Greenspan’s policy of inflating bubbles to counter the negative effects of the bursting of previous ones is like someone who remains on a sinking ship because he doesn’t like to swim. We can see here how the policy of inflating bubble after bubble to avoid the recessionary implications of previous bubbles has resulted in ever greater imbalances, with the savings rate falling ever lower after each bubble and the debt burden growing ever greater.
Some may believe that Greenspan, who is not alone in deciding monetary policy, has been overruled by the other members of the Federal Reserve board – that perhaps he has been pushing for sounder policies, but to no avail. But Greenspan has in fact been highly active in pushing the rest of the board into the various bail-out operations, and it was reportedly Greenspan, together with a certain Ben Bernanke, who claimed that the old economic laws have been repealed and that the Fed can and should “accommodate” the tech stock bubble. Greenspan has thus been responsible for today’s economic mess.
In this context, it seems appropriate to quote “Gold and Economic Freedom”:
When business in the United States underwent a mild contraction in 1927, the Federal Reserve created more paper reserves in the hope of forestalling any possible bank reserve shortage. More disastrous, however, was the Federal Reserve’s attempt to assist Great Britain who had been losing gold to us because the Bank of England refused to allow interest rates to rise when market forces dictated (it was politically unpalatable). The reasoning of the authorities involved was as follows: if the Federal Reserve pumped excessive paper reserves into American banks, interest rates in the United States would fall to a level comparable with those in Great Britain; this would act to stop Britain’s gold loss and avoid the political embarrassment of having to raise interest rates. The “Fed” succeeded; it stopped the gold loss, but it nearly destroyed the economies of the world, in the process. The excess credit which the Fed pumped into the economy spilled over into the stock market – triggering a fantastic speculative boom. Belatedly, Federal Reserve officials attempted to sop up the excess reserves and finally succeeded in braking the boom. But it was too late: by 1929 the speculative imbalances had become so overwhelming that the attempt precipitated a sharp retrenching and a consequent demoralizing of business confidence.
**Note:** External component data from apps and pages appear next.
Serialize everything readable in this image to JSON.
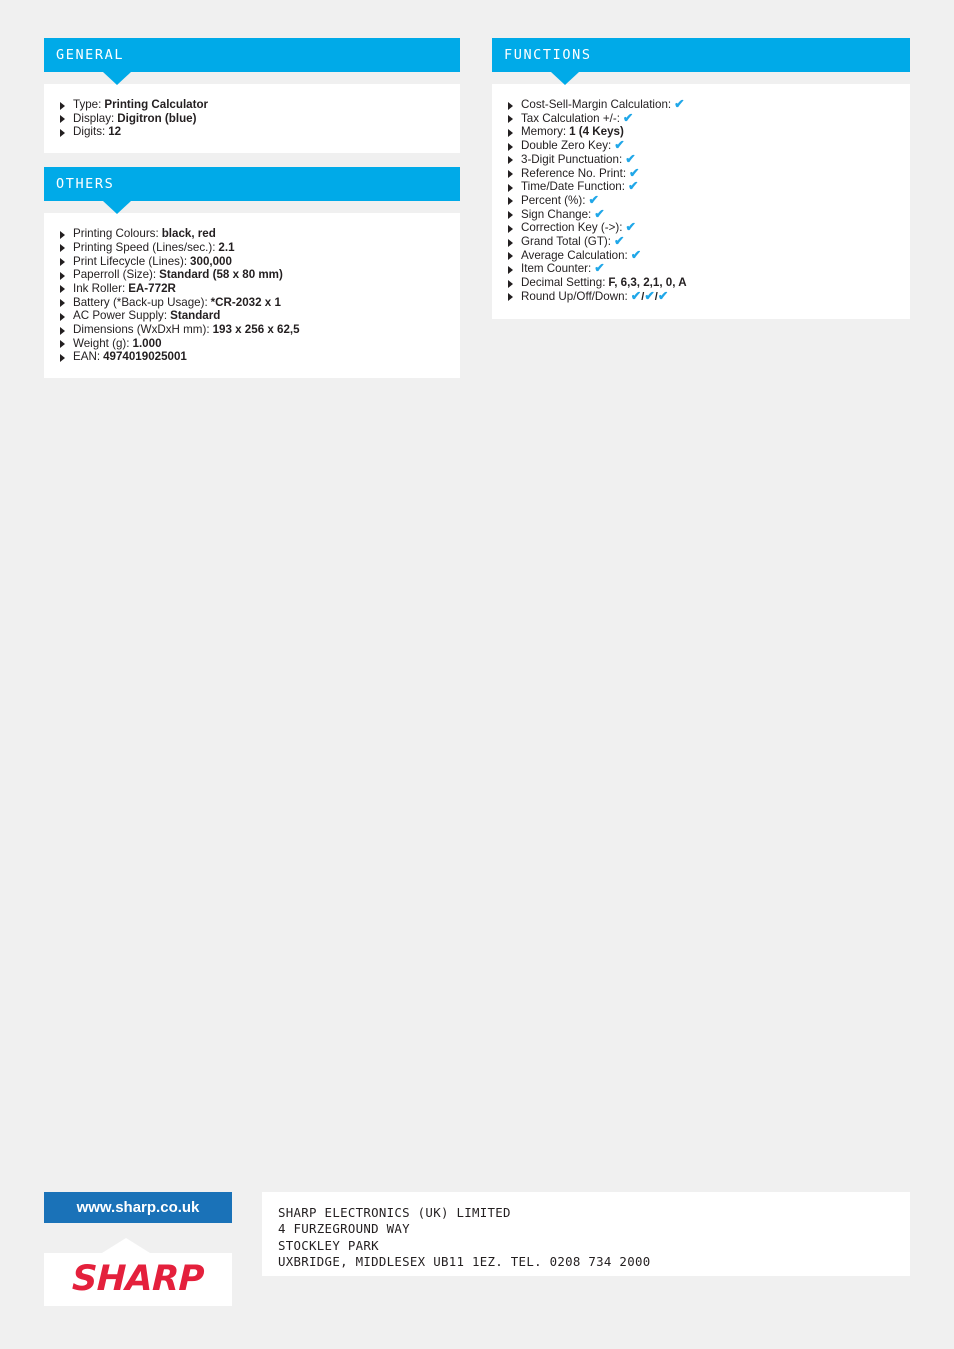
{
  "page": {
    "background_color": "#f0f0f0",
    "accent_color": "#00aae8",
    "check_color": "#20a7e8",
    "link_badge_color": "#1a72b8",
    "logo_color": "#e4203c"
  },
  "panels": {
    "general": {
      "title": "GENERAL",
      "items": [
        {
          "label": "Type:",
          "value": "Printing Calculator"
        },
        {
          "label": "Display:",
          "value": "Digitron (blue)"
        },
        {
          "label": "Digits:",
          "value": "12"
        }
      ]
    },
    "others": {
      "title": "OTHERS",
      "items": [
        {
          "label": "Printing Colours:",
          "value": "black, red"
        },
        {
          "label": "Printing Speed (Lines/sec.):",
          "value": "2.1"
        },
        {
          "label": "Print Lifecycle (Lines):",
          "value": "300,000"
        },
        {
          "label": "Paperroll (Size):",
          "value": "Standard (58 x 80 mm)"
        },
        {
          "label": "Ink Roller:",
          "value": "EA-772R"
        },
        {
          "label": "Battery (*Back-up Usage):",
          "value": "*CR-2032 x 1"
        },
        {
          "label": "AC Power Supply:",
          "value": "Standard"
        },
        {
          "label": "Dimensions (WxDxH mm):",
          "value": "193 x 256 x 62,5"
        },
        {
          "label": "Weight (g):",
          "value": "1.000"
        },
        {
          "label": "EAN:",
          "value": "4974019025001"
        }
      ]
    },
    "functions": {
      "title": "FUNCTIONS",
      "items": [
        {
          "label": "Cost-Sell-Margin Calculation:",
          "value": "✔",
          "is_check": true
        },
        {
          "label": "Tax Calculation +/-:",
          "value": "✔",
          "is_check": true
        },
        {
          "label": "Memory:",
          "value": "1 (4 Keys)",
          "is_check": false
        },
        {
          "label": "Double Zero Key:",
          "value": "✔",
          "is_check": true
        },
        {
          "label": "3-Digit Punctuation:",
          "value": "✔",
          "is_check": true
        },
        {
          "label": "Reference No. Print:",
          "value": "✔",
          "is_check": true
        },
        {
          "label": "Time/Date Function:",
          "value": "✔",
          "is_check": true
        },
        {
          "label": "Percent (%):",
          "value": "✔",
          "is_check": true
        },
        {
          "label": "Sign Change:",
          "value": "✔",
          "is_check": true
        },
        {
          "label": "Correction Key (->):",
          "value": "✔",
          "is_check": true
        },
        {
          "label": "Grand Total (GT):",
          "value": "✔",
          "is_check": true
        },
        {
          "label": "Average Calculation:",
          "value": "✔",
          "is_check": true
        },
        {
          "label": "Item Counter:",
          "value": "✔",
          "is_check": true
        },
        {
          "label": "Decimal Setting:",
          "value": "F, 6,3, 2,1, 0, A",
          "is_check": false
        },
        {
          "label": "Round Up/Off/Down:",
          "value": "✔/✔/✔",
          "is_check": true
        }
      ]
    }
  },
  "footer": {
    "website_label": "www.sharp.co.uk",
    "logo_text": "SHARP",
    "address_lines": [
      "SHARP ELECTRONICS (UK) LIMITED",
      "4 FURZEGROUND WAY",
      "STOCKLEY PARK",
      "UXBRIDGE, MIDDLESEX UB11 1EZ. TEL. 0208 734 2000"
    ]
  }
}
If you update a few of the specifics, like adding 70 years to the dates mentioned, and replacing “Bank of England” and “gold loss” with “Long Term Capital Management” and “the Asian crisis,” this is a perfect description of what happened in the United States in the late 1990s.
Not that he would admit it. Because apart from inflation and economic imbalances, the defining characteristic of the Greenspan Fed has been its dishonesty. We have already seen how Greenspan claimed to have mimicked gold standard conditions. Moreover, instead of admitting how he was responsible for the tech stock bubble through the creation of moral hazard and suppression of interest rates, he blamed the bubble on “irrational exuberance.” And instead of admitting his role in creating the housing bubble, he denied that there was such a bubble. Later, when he admitted that the housing bubble was real, he spoke out against it as if he had nothing to do with having created it in the first place.
Given Greenspan’s obvious familiarity with Austrian economics, we can only conclude that he is consciously dishonest. In his tenure as Fed Chairman, Greenspan has acted precisely like the central bankers he attacked in 1966. The enduring legacy of the Greenspan era will be the large-scale confiscations of wealth and economic imbalances – all of it blamed on others.